Rash, fever, coughing. The effects of measles are rough, and they can be deadly in some cases. But two new companion studies suggest that the worst part of measles may not actually be measles itself. Instead, researchers have detailed how the disease can wipe out patients' immune systems and make them vulnerable to ailments they were once protected from, reports the Guardian. The phenomenon is called "immune amnesia," per CNN. Scientists have long noticed a link between measles and depleted immune systems—measles patients have typically been more susceptible to everything from the common cold to more serious ailments such as pneumonia or encephalitis afterward—and the studies in Science and Science Immunology lay out the broad scope of the problem and the mechanics behind it.

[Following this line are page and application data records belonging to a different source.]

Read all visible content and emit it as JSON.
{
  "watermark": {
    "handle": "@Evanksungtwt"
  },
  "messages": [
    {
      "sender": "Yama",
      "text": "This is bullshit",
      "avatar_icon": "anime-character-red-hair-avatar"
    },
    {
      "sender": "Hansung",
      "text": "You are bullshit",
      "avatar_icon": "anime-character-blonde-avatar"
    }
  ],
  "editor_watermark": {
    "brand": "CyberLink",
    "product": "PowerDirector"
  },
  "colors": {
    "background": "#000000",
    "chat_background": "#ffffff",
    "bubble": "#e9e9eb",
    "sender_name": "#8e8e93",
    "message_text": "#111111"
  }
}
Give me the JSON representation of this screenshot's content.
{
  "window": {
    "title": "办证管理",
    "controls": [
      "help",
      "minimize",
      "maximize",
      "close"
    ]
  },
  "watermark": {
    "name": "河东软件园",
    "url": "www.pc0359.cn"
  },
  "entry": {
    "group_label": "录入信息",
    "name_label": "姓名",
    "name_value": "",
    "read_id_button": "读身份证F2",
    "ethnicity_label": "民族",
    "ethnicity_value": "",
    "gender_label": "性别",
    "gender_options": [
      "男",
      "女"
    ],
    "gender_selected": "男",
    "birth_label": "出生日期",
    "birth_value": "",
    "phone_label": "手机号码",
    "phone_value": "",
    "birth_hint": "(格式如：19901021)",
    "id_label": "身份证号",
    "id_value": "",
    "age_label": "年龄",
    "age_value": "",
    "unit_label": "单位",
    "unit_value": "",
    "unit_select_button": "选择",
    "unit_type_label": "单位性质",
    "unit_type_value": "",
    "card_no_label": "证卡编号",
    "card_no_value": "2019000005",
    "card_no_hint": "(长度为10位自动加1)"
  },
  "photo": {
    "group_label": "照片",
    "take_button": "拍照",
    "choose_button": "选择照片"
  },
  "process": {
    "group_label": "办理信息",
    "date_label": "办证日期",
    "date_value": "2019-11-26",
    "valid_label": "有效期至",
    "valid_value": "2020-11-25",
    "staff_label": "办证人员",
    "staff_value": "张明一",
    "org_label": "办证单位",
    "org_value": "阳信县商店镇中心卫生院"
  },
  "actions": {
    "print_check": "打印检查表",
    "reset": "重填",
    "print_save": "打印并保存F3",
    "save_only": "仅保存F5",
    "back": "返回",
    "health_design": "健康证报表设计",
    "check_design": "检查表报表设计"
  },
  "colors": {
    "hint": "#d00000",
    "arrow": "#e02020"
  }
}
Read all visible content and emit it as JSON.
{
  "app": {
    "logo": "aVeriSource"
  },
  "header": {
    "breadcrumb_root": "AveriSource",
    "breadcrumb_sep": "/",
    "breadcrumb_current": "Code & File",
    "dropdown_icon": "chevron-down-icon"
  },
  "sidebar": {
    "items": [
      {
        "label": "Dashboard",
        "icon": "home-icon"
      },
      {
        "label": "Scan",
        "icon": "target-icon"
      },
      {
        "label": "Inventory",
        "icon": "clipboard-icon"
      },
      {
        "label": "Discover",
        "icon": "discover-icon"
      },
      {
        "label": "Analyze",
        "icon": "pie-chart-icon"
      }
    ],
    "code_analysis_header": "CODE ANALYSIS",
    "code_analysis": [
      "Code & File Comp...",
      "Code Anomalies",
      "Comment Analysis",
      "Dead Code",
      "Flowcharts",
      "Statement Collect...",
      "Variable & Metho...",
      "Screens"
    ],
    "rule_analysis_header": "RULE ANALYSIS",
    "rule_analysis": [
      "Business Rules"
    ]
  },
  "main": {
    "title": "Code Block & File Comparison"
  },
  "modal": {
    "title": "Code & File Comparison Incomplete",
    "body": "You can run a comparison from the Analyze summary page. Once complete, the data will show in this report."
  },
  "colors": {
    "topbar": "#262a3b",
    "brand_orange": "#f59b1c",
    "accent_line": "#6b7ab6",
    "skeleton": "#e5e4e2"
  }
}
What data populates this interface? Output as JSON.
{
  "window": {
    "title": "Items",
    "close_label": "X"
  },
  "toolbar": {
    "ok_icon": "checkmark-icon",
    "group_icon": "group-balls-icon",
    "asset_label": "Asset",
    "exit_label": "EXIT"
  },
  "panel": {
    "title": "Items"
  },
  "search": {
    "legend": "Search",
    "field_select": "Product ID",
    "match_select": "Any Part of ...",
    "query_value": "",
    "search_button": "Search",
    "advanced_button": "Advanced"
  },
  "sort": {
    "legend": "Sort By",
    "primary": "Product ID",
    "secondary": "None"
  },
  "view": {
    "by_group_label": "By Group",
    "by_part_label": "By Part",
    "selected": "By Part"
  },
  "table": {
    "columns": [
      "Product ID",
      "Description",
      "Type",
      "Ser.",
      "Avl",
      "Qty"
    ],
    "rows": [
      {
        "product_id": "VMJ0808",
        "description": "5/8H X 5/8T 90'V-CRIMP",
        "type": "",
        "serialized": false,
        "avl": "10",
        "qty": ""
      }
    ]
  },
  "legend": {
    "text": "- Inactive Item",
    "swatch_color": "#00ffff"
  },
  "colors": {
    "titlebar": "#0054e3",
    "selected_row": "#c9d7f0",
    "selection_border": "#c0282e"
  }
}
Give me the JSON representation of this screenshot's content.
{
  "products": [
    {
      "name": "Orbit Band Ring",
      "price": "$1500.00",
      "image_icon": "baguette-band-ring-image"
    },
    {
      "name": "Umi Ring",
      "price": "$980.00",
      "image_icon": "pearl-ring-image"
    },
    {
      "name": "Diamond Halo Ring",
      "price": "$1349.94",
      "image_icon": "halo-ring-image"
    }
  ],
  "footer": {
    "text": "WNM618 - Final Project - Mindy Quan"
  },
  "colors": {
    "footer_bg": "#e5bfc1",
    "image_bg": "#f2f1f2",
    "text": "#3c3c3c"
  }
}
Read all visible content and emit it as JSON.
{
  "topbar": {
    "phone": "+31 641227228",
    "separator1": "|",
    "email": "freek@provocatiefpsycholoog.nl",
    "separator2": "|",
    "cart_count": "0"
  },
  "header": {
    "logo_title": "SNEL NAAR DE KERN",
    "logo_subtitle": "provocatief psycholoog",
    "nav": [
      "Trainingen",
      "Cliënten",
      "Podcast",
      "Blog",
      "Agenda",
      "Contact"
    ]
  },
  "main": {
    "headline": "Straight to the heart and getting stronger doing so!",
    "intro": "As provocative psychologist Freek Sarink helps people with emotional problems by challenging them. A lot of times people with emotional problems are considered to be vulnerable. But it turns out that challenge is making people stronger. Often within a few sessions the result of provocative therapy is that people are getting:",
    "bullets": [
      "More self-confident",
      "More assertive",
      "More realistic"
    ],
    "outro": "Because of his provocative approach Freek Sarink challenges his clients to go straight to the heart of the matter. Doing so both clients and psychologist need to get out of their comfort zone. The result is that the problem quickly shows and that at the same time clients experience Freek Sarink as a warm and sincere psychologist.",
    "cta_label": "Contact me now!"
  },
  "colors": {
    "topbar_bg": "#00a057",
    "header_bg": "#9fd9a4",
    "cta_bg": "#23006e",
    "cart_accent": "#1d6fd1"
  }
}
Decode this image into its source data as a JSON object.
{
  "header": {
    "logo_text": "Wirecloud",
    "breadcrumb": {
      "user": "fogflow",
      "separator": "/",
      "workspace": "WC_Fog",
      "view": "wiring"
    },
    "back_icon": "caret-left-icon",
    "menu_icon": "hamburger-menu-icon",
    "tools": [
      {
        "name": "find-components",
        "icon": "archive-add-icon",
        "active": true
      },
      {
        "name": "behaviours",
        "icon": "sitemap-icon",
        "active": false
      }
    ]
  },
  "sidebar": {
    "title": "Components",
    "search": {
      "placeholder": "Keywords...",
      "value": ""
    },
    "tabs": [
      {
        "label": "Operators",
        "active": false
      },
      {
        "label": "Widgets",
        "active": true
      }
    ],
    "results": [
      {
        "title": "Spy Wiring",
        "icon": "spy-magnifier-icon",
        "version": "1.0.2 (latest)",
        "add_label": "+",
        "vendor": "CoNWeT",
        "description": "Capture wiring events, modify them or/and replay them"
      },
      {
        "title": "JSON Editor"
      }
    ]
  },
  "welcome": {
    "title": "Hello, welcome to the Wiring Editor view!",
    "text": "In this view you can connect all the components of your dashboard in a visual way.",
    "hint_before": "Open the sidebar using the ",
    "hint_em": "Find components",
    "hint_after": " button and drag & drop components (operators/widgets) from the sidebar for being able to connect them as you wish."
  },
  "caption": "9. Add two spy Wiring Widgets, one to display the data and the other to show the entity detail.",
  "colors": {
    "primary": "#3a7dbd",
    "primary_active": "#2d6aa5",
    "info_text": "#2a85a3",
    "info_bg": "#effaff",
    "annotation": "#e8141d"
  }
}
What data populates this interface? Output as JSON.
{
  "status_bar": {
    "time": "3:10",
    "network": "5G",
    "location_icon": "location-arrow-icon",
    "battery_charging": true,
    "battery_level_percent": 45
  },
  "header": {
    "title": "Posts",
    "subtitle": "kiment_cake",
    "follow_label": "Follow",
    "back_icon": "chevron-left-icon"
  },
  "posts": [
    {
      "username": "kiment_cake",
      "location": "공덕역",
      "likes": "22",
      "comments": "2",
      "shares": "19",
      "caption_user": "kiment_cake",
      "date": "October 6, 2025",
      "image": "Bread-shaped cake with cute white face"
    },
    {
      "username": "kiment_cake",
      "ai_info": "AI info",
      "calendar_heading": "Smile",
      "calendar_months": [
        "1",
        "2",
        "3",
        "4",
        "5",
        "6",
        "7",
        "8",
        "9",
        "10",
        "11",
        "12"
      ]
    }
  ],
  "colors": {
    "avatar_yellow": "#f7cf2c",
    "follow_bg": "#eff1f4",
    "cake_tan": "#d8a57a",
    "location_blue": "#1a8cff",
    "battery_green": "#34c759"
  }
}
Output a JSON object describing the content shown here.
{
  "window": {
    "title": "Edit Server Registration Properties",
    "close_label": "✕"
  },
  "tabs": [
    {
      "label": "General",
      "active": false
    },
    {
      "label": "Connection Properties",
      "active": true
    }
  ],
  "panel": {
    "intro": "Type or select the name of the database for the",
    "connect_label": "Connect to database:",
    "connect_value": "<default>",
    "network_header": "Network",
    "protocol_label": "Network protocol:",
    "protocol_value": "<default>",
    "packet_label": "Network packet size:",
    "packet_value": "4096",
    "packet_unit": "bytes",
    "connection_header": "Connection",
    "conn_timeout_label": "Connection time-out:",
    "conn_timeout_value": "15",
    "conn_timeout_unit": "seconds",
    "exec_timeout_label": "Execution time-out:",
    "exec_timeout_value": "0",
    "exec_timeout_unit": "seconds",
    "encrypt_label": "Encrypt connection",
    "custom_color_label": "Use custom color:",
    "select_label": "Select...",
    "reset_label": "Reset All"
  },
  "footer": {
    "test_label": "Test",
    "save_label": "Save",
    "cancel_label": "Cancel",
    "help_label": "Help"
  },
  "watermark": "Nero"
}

"We've found really strong evidence that the measles virus is actually destroying the immune system," says geneticist Stephen Elledge of Harvard Medical School, co-author of the Science paper. "The threat measles poses to people is much greater than we previously imagined." In that study, scientists looked at 77 children in the Netherlands whose parents did not vaccinate them on religious grounds, per the Los Angeles Times. Researchers examined blood samples before and after they contracted measles and found that the virus eliminated anywhere from 11% to 73% of antibodies in their system, putting some of them at high risk for other diseases. In a sense, their immune systems were returned to a "baby-like state," per a news release. The second study looked at the same group of children. Researchers agree on one easy takeaway: Get vaccinated. (A new anti-vax movie is raising worries.)